> **Dataset records**
——
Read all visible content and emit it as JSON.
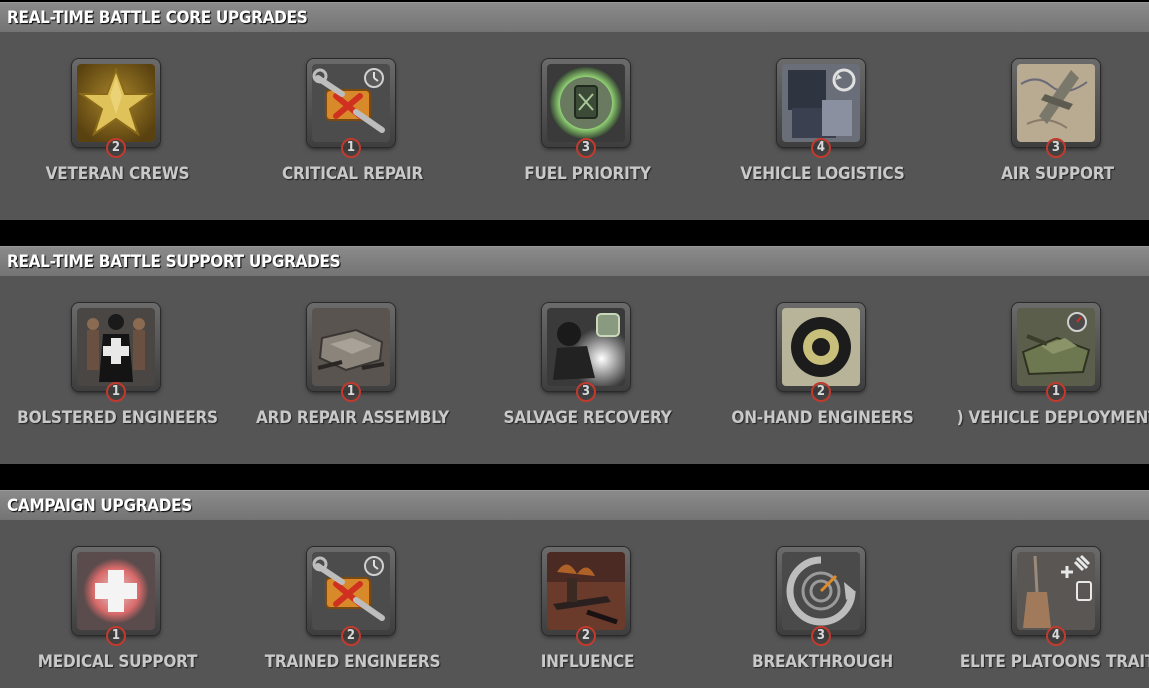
{
  "sections": [
    {
      "title": "REAL-TIME BATTLE CORE UPGRADES",
      "items": [
        {
          "label": "VETERAN CREWS",
          "level": "2",
          "icon": "gold-star-icon"
        },
        {
          "label": "CRITICAL REPAIR",
          "level": "1",
          "icon": "wrench-timer-icon"
        },
        {
          "label": "FUEL PRIORITY",
          "level": "3",
          "icon": "fuel-canister-icon"
        },
        {
          "label": "VEHICLE LOGISTICS",
          "level": "4",
          "icon": "vehicle-recycle-icon"
        },
        {
          "label": "AIR SUPPORT",
          "level": "3",
          "icon": "aircraft-map-icon"
        }
      ]
    },
    {
      "title": "REAL-TIME BATTLE SUPPORT UPGRADES",
      "items": [
        {
          "label": "BOLSTERED ENGINEERS",
          "level": "1",
          "icon": "engineer-soldiers-icon"
        },
        {
          "label": "ARD REPAIR ASSEMBLY",
          "level": "1",
          "icon": "repair-assembly-icon"
        },
        {
          "label": "SALVAGE RECOVERY",
          "level": "3",
          "icon": "salvage-welder-icon"
        },
        {
          "label": "ON-HAND ENGINEERS",
          "level": "2",
          "icon": "target-ring-icon"
        },
        {
          "label": ") VEHICLE DEPLOYMENT",
          "level": "1",
          "icon": "tank-deployment-icon"
        }
      ]
    },
    {
      "title": "CAMPAIGN UPGRADES",
      "items": [
        {
          "label": "MEDICAL SUPPORT",
          "level": "1",
          "icon": "medical-cross-icon"
        },
        {
          "label": "TRAINED ENGINEERS",
          "level": "2",
          "icon": "wrench-timer-icon"
        },
        {
          "label": "INFLUENCE",
          "level": "2",
          "icon": "battle-scene-icon"
        },
        {
          "label": "BREAKTHROUGH",
          "level": "3",
          "icon": "radar-arrow-icon"
        },
        {
          "label": "ELITE PLATOONS TRAIT",
          "level": "4",
          "icon": "elite-bayonet-icon"
        }
      ]
    }
  ],
  "colors": {
    "panel": "#555556",
    "header": "#7e7e7f",
    "level_ring": "#c23a2e",
    "label": "#c9c9c9"
  }
}
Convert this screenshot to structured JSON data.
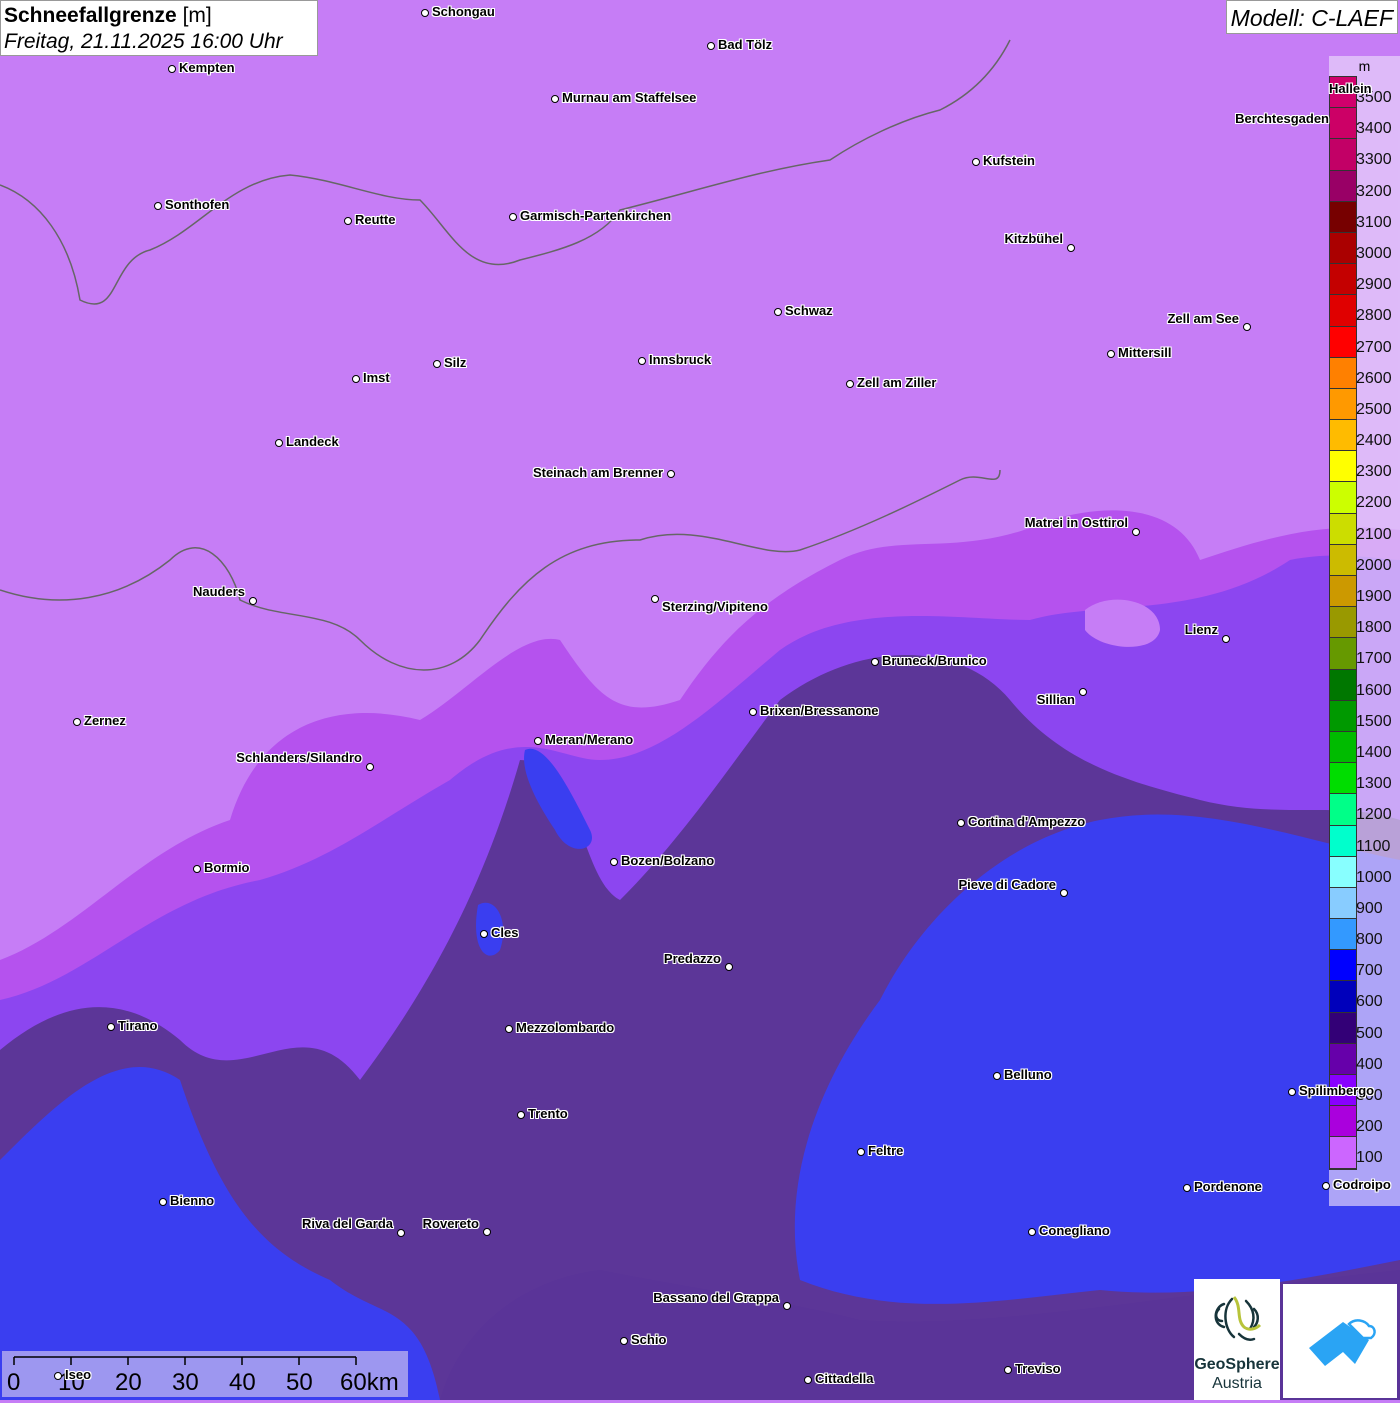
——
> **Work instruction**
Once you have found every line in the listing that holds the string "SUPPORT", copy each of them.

> **Response box**
          "label": "AIR SUPPORT",
      "title": "REAL-TIME BATTLE SUPPORT UPGRADES",
          "label": "MEDICAL SUPPORT",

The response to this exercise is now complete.